Material for the task:
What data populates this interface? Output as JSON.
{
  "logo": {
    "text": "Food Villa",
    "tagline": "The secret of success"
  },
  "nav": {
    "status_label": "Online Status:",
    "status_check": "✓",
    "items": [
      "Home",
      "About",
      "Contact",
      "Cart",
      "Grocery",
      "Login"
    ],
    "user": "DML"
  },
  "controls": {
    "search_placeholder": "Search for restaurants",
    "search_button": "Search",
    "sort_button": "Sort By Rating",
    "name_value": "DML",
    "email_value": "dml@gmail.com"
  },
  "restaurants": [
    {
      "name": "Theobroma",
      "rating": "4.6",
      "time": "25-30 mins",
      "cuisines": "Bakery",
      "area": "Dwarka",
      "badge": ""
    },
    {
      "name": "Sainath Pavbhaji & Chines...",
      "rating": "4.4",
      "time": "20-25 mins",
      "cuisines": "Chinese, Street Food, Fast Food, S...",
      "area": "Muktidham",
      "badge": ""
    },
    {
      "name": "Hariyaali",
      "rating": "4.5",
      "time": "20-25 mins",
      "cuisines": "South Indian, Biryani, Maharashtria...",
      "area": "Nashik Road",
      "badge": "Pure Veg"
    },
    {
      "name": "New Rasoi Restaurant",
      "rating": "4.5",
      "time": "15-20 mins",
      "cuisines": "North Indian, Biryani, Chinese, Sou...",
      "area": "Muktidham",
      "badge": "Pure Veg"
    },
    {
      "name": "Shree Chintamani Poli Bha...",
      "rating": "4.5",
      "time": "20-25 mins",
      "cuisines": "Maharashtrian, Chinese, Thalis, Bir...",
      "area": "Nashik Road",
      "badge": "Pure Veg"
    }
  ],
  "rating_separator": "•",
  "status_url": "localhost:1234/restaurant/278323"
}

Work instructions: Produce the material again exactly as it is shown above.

Task answer:
What data populates this interface? Output as JSON.
{
  "logo": {
    "text": "Food Villa",
    "tagline": "The secret of success"
  },
  "nav": {
    "status_label": "Online Status:",
    "status_check": "✓",
    "items": [
      "Home",
      "About",
      "Contact",
      "Cart",
      "Grocery",
      "Login"
    ],
    "user": "DML"
  },
  "controls": {
    "search_placeholder": "Search for restaurants",
    "search_button": "Search",
    "sort_button": "Sort By Rating",
    "name_value": "DML",
    "email_value": "dml@gmail.com"
  },
  "restaurants": [
    {
      "name": "Theobroma",
      "rating": "4.6",
      "time": "25-30 mins",
      "cuisines": "Bakery",
      "area": "Dwarka",
      "badge": ""
    },
    {
      "name": "Sainath Pavbhaji & Chines...",
      "rating": "4.4",
      "time": "20-25 mins",
      "cuisines": "Chinese, Street Food, Fast Food, S...",
      "area": "Muktidham",
      "badge": ""
    },
    {
      "name": "Hariyaali",
      "rating": "4.5",
      "time": "20-25 mins",
      "cuisines": "South Indian, Biryani, Maharashtria...",
      "area": "Nashik Road",
      "badge": "Pure Veg"
    },
    {
      "name": "New Rasoi Restaurant",
      "rating": "4.5",
      "time": "15-20 mins",
      "cuisines": "North Indian, Biryani, Chinese, Sou...",
      "area": "Muktidham",
      "badge": "Pure Veg"
    },
    {
      "name": "Shree Chintamani Poli Bha...",
      "rating": "4.5",
      "time": "20-25 mins",
      "cuisines": "Maharashtrian, Chinese, Thalis, Bir...",
      "area": "Nashik Road",
      "badge": "Pure Veg"
    }
  ],
  "rating_separator": "•",
  "status_url": "localhost:1234/restaurant/278323"
}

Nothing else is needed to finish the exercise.